§ Work order: Please tally how many lines in the entries below include the word "เอแอล", giving only the number.
>>
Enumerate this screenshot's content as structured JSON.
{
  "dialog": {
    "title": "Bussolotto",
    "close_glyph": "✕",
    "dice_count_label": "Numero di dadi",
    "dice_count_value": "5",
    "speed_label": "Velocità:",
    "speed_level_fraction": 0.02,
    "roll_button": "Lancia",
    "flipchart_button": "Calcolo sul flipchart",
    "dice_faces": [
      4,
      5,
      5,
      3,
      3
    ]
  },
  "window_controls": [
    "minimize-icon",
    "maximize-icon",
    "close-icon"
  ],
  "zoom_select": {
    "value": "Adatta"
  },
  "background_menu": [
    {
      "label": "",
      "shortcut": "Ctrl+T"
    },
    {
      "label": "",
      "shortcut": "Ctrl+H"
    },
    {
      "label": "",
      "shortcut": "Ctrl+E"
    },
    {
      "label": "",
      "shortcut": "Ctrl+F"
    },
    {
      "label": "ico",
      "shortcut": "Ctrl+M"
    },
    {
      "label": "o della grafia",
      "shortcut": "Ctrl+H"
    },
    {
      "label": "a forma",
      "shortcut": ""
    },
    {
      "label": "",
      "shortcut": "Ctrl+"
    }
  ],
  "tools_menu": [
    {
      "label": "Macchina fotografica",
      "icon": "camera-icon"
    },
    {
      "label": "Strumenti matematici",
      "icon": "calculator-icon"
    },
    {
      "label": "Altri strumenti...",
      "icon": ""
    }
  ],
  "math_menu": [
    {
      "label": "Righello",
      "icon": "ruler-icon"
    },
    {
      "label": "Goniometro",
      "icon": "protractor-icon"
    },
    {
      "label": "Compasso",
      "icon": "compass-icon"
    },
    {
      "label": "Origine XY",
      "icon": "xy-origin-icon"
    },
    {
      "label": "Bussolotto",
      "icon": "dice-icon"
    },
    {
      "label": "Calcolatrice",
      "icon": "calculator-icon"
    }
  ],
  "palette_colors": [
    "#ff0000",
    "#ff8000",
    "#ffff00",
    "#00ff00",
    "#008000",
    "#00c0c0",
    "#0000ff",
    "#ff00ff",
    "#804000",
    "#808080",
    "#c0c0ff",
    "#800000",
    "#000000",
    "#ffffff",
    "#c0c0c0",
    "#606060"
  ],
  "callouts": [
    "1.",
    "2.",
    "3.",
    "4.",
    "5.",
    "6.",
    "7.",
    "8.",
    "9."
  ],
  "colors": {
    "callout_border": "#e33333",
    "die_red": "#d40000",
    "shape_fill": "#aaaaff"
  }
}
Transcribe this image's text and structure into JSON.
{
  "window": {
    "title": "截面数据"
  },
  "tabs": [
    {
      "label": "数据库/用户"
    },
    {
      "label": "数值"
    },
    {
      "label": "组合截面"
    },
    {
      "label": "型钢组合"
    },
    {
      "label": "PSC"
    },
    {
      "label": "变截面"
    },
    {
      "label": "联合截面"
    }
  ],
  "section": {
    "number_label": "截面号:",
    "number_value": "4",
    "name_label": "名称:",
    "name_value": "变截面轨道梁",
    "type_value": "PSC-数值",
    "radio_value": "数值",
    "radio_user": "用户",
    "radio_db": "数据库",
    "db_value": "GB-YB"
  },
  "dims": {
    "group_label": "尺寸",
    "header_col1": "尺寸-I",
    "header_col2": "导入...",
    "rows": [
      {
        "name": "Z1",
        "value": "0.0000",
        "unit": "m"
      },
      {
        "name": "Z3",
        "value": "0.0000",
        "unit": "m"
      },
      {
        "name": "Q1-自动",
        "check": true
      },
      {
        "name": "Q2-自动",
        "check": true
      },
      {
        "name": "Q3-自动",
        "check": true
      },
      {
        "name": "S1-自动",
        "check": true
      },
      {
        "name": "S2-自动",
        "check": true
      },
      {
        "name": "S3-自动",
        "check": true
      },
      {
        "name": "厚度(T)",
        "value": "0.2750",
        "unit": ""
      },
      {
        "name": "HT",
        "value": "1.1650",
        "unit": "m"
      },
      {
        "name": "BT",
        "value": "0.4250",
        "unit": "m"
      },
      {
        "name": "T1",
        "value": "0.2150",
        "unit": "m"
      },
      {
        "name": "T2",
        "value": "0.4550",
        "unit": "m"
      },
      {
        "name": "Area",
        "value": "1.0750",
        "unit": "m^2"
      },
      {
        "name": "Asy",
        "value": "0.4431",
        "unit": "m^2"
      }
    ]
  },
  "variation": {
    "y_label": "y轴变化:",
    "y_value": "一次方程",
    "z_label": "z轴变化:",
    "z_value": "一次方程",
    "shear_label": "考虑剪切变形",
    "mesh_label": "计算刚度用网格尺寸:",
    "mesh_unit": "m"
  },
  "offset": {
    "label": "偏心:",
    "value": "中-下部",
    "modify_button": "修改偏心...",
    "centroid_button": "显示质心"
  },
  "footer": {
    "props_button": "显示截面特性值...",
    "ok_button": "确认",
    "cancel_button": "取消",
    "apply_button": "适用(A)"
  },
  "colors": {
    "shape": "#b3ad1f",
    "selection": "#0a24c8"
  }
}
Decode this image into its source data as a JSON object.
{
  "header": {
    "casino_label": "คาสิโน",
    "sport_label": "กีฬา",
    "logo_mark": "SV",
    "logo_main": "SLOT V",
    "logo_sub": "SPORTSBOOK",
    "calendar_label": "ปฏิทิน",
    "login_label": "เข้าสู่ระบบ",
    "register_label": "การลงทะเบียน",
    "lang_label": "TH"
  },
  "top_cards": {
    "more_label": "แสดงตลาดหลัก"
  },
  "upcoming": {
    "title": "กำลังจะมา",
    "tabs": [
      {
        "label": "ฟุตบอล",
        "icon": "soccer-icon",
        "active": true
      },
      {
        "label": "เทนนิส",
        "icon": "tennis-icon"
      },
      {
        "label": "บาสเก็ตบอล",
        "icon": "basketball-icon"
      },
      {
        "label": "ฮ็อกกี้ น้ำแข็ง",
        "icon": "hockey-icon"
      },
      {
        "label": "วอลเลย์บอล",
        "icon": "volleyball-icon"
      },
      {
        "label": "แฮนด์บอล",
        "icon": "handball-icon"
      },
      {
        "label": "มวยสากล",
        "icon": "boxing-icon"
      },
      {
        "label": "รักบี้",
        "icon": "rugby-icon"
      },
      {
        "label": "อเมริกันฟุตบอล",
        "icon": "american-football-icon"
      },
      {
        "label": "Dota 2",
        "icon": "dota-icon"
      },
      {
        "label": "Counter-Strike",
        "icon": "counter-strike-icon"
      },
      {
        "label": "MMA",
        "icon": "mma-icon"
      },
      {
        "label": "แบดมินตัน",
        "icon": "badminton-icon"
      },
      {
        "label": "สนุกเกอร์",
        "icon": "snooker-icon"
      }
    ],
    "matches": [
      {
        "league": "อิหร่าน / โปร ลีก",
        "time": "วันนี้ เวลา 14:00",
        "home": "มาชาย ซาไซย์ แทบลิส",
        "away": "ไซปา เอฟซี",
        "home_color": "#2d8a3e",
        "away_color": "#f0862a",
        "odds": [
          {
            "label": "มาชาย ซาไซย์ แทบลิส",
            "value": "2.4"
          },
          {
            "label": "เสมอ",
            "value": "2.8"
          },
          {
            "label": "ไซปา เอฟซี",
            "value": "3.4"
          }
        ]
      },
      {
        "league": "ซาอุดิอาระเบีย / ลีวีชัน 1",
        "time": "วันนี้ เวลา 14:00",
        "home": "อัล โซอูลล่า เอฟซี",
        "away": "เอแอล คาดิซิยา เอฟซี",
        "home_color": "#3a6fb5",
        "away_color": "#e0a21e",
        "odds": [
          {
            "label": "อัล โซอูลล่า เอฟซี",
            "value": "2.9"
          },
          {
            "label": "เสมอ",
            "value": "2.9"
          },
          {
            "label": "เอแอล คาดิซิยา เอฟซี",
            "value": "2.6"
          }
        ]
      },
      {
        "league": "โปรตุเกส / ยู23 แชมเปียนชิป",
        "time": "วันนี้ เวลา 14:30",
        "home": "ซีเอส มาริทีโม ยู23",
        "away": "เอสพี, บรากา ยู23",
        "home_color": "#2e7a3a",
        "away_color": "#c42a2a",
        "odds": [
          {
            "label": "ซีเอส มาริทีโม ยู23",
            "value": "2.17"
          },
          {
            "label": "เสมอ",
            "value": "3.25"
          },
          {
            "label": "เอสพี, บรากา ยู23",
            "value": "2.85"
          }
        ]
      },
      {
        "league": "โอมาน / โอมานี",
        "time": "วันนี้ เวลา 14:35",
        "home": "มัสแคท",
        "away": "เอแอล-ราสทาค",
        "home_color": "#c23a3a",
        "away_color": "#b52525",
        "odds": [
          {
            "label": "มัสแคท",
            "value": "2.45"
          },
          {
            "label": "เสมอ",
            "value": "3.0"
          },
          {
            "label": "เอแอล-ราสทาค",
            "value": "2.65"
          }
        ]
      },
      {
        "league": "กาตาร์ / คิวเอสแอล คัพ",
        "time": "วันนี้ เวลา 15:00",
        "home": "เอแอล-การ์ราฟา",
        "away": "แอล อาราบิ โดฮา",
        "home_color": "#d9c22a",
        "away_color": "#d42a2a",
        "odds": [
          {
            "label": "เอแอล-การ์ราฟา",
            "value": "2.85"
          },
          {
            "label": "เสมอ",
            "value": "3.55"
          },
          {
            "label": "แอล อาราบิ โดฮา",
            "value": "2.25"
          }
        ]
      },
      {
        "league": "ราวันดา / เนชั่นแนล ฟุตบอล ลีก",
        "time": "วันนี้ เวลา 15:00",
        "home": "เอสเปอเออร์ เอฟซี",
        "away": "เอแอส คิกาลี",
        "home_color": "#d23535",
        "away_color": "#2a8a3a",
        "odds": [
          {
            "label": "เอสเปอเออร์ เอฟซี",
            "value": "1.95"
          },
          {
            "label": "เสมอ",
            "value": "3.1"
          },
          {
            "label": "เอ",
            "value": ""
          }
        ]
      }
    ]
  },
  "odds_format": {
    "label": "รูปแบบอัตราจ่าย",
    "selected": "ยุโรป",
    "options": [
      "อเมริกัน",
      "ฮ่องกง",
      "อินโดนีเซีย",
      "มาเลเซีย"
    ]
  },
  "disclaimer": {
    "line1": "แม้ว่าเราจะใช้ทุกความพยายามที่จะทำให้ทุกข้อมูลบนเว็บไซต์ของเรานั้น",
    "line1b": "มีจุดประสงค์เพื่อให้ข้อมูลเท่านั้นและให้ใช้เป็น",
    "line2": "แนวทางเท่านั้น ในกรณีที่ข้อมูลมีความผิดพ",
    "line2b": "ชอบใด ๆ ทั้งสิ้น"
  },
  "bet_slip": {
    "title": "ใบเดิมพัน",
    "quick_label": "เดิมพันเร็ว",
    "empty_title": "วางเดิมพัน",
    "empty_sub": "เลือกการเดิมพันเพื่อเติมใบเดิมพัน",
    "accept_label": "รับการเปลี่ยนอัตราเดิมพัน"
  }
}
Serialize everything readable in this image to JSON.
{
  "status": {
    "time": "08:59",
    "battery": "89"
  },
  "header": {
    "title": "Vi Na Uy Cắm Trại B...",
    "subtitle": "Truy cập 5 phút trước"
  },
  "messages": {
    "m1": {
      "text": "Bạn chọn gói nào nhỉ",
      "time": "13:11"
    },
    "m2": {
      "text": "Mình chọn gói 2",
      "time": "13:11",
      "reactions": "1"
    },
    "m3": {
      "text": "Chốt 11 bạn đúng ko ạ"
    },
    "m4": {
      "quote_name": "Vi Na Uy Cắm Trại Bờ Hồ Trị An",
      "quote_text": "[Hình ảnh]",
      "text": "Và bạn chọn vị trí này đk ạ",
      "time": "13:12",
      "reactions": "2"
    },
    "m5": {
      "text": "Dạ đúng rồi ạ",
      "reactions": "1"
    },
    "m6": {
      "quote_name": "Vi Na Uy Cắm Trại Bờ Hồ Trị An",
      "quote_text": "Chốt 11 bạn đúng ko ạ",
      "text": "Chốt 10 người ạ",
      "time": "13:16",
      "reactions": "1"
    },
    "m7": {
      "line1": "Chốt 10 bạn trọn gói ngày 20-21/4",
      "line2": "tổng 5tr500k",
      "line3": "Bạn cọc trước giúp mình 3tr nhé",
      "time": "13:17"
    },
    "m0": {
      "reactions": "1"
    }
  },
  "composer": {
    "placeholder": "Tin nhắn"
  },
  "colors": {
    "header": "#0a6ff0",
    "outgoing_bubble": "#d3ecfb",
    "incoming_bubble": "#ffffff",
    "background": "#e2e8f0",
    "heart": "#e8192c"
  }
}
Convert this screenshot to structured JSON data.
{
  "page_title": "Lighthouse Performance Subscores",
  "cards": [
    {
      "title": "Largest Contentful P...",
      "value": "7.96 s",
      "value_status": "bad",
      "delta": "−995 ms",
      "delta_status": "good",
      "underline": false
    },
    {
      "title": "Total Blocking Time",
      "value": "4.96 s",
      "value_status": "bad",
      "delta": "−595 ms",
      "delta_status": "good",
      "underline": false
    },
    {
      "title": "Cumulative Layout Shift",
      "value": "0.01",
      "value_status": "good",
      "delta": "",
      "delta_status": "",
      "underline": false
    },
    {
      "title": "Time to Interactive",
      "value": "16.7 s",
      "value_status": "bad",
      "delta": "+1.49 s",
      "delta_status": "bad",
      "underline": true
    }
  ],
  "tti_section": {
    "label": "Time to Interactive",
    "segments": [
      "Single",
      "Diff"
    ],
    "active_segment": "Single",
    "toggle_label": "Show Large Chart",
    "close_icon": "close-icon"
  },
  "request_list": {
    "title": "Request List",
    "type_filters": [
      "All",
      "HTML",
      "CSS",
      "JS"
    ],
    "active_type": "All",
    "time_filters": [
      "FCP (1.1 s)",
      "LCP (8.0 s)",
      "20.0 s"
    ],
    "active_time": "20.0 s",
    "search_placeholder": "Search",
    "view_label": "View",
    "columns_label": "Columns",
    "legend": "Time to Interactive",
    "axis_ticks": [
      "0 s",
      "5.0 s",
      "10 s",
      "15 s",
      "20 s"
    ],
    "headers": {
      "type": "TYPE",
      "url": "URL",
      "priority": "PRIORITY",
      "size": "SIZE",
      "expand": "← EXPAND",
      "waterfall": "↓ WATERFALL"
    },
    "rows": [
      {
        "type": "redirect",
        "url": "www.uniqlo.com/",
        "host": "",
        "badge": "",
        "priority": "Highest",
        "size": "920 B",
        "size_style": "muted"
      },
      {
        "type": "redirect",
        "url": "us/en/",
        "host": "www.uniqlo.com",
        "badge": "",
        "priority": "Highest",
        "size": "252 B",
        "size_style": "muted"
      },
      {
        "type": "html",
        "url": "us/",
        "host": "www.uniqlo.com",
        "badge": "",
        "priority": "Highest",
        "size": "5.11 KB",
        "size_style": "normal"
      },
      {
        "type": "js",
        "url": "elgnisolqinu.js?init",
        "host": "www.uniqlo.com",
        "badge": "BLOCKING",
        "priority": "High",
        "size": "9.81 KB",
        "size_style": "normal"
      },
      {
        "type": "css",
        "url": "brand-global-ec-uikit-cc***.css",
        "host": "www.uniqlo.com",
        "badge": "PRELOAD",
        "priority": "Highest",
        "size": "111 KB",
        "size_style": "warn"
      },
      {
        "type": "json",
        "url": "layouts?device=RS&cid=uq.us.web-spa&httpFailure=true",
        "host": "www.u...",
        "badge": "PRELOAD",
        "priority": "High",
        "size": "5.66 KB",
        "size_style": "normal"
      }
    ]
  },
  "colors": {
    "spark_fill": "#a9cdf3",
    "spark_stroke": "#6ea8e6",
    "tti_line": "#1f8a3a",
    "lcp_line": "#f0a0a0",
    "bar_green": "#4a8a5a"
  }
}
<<
§ Solution for this exercise: 6